- Gratitude Circle: Etch out some circle time for each person to say what they are grateful for about yoga and each other. An attitude of gratitude helps us remember all we have instead of crying about what we don’t have.
- Make a Wish and Let It Go: when the three year old I mentioned says “You’re not going yet!?” at the beginning of class, we make a wish and then let it go. Consider giving kids their wish emotionally, “Wouldn’t it be great if we could do yoga together all day. That would be so fun, wouldn’t it?” I recommend you DON’T finish it with, “But we can’t do that” or some other negation of the wish. Just make the wish and let go of it.Then try moving on to listing all the fun things planned for the class, “Now we’ve got our warm-up song, our yoga poses, downward dog, cobra pose… and our meditation. Wow, we’ve got a lot to do together!” I’ve done this for three or four weeks with my little friend and she smiles and gets ready for yoga. By the end of the class she’s satisfied that we’ve completed our routine.When I feel sad, I make a silent wish for the children I’m going to miss, a wish for them to have a happy and healthy future.
- Choose Your Favorite Yoga Poses for Yoga at Home: Since the kids have done yoga all year, they know a lot. For the last class try inviting each child to teach their favorite yoga pose and start by naming their favorite place to do yoga at home. They’ll have a mental picture bringing them one step closer to actually doing yoga at home. Plus it’s fun to hear poses like – upside down on the couch pose or TV watching cobra pose.
You probably won’t be able to do all these in your last class. But you may pick and choose a few of these ideas to make a smooth transition at the end of the school year.
Am I the only sentimental yoga teacher out there?
I doubt it. I’ve met enough yoga teachers to know how open-hearted most of us are. Have you ever grown attached to your students? What are you going to miss about them?

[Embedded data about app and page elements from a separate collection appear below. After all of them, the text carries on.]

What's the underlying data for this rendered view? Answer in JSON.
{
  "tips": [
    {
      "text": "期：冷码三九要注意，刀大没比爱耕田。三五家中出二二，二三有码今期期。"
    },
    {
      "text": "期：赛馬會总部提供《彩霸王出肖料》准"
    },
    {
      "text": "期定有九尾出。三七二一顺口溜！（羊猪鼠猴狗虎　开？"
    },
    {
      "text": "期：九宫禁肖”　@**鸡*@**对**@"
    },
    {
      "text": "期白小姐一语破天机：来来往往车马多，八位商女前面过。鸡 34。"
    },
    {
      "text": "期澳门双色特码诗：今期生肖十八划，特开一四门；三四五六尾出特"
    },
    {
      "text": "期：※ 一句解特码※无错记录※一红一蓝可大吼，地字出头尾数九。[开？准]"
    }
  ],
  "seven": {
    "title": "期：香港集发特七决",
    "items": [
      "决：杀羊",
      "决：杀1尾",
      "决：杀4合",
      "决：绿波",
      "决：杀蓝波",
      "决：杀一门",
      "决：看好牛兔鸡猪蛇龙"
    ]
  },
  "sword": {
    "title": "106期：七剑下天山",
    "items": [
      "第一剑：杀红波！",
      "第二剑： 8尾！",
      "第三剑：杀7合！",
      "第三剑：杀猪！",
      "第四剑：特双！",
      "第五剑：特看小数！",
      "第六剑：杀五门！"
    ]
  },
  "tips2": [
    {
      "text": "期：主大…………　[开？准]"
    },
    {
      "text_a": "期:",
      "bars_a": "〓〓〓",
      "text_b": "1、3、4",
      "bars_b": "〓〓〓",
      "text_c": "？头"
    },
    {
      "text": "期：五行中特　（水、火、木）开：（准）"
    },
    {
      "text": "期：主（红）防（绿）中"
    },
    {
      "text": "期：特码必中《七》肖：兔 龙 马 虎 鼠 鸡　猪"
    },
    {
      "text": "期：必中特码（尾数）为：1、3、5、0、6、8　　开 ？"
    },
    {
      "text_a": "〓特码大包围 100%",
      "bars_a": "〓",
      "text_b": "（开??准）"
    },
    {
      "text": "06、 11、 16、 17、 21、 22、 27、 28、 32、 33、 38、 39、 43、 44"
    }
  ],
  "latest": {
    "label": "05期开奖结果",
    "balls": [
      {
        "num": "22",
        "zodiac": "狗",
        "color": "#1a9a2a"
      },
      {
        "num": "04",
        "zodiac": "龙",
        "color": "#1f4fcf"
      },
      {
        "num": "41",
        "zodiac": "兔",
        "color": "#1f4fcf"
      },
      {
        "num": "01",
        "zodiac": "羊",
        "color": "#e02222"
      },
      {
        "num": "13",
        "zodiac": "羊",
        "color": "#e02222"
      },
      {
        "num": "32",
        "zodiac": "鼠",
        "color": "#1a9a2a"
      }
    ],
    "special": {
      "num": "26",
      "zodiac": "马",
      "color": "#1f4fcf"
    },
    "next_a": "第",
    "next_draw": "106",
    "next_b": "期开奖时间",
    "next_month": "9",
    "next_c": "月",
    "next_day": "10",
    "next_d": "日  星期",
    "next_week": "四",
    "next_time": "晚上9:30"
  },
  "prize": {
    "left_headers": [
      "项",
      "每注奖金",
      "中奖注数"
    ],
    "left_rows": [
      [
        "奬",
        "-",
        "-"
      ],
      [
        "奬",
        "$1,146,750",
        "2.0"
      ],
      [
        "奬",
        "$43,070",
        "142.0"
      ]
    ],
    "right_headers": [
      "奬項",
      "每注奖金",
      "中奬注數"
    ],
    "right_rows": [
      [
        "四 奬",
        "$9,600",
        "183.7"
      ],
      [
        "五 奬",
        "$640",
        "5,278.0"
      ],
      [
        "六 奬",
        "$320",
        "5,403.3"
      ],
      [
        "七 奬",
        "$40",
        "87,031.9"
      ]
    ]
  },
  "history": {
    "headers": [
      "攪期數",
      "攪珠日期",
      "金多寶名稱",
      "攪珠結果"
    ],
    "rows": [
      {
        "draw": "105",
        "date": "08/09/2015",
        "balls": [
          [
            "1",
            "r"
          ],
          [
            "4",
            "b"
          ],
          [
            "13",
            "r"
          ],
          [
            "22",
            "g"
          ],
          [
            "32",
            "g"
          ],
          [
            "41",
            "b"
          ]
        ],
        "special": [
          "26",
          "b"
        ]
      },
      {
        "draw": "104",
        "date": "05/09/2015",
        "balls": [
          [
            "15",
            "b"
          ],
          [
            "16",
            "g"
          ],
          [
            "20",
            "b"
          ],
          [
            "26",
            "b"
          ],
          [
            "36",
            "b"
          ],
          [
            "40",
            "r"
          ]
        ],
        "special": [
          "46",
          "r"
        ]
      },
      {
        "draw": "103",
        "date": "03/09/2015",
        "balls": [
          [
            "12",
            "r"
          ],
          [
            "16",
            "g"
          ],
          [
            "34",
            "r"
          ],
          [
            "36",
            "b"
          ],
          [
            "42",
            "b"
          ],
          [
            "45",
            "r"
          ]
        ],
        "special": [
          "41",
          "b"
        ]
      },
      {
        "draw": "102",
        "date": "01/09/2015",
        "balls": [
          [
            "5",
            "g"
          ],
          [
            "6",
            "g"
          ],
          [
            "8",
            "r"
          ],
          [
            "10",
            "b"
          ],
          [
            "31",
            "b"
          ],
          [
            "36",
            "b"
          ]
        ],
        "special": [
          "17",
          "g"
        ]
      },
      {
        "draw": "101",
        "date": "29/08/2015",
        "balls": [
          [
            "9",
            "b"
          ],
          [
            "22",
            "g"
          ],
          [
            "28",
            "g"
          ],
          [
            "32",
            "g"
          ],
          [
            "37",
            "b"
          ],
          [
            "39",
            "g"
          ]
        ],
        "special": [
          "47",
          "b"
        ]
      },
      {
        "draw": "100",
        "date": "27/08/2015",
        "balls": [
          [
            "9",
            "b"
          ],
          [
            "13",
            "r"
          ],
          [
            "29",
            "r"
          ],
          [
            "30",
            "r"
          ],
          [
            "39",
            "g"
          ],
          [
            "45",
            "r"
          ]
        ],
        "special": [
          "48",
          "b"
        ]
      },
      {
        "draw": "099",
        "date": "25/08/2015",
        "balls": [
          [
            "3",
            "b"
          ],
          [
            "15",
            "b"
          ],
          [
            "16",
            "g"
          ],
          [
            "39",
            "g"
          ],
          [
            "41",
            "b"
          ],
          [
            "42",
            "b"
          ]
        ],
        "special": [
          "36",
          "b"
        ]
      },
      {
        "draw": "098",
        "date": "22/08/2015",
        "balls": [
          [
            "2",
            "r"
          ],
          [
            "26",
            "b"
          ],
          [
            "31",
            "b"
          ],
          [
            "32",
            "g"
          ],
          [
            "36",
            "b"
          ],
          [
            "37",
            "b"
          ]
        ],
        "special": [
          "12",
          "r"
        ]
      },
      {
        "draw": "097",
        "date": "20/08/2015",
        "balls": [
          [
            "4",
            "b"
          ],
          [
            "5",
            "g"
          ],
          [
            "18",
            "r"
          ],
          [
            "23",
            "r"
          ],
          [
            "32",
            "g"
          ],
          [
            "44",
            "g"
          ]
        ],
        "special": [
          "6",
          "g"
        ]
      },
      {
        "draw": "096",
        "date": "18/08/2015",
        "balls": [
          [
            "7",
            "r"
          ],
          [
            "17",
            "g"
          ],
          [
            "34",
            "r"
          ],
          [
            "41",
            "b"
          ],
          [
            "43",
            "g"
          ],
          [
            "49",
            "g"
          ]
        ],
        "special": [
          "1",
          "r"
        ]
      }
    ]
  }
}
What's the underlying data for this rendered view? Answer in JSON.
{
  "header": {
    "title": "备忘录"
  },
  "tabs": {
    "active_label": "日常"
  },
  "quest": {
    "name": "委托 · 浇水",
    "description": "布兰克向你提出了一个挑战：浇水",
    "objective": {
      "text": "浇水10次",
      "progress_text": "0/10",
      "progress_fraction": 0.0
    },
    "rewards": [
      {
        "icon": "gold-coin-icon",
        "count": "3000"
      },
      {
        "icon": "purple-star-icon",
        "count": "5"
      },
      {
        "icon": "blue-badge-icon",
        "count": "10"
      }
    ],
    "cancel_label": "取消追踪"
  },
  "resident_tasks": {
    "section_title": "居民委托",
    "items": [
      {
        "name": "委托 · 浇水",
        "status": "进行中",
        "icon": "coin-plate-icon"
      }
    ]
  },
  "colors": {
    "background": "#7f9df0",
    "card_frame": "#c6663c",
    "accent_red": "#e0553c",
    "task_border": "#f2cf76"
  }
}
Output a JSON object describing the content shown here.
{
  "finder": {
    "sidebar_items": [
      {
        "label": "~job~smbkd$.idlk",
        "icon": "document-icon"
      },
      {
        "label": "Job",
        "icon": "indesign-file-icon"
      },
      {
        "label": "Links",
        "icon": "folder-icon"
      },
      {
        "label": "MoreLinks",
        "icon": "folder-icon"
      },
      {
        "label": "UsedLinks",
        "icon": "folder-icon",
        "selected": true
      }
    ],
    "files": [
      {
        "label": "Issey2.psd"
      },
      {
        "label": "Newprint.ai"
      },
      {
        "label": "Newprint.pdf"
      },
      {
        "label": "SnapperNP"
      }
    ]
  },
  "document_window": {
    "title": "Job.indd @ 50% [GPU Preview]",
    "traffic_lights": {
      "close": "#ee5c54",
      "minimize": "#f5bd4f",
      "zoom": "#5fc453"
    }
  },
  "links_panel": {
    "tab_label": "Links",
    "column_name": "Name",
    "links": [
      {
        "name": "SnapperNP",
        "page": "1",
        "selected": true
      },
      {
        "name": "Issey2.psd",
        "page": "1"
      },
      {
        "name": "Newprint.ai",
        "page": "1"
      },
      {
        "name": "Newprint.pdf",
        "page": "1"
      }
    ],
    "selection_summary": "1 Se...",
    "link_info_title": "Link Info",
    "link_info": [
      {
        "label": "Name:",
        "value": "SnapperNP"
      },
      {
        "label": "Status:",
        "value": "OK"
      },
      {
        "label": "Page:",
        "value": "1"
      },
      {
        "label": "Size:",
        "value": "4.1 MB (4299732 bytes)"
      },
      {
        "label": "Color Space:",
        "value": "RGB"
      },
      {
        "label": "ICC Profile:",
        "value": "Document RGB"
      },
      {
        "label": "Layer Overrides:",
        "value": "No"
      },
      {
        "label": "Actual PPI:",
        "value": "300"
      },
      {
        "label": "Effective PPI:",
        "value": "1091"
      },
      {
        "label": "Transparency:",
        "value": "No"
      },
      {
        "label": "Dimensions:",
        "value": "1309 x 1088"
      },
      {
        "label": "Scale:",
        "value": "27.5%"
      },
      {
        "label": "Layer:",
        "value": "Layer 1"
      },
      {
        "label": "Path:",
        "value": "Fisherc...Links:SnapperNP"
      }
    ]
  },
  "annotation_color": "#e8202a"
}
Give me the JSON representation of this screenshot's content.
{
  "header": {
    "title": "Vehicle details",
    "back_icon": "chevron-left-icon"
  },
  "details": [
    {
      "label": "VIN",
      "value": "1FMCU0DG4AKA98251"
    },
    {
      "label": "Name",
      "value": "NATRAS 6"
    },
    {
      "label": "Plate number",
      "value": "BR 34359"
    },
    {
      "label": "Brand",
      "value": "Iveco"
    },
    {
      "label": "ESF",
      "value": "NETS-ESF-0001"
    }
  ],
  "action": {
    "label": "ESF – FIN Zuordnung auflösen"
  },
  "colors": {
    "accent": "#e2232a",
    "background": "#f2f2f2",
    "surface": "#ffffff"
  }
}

Feel free to share your memories, your wishes, or your own tips in the comments because sharing is a great way of processing our feelings and letting go of attachments.
I wish for all of you a smooth transition and a wonderful summer!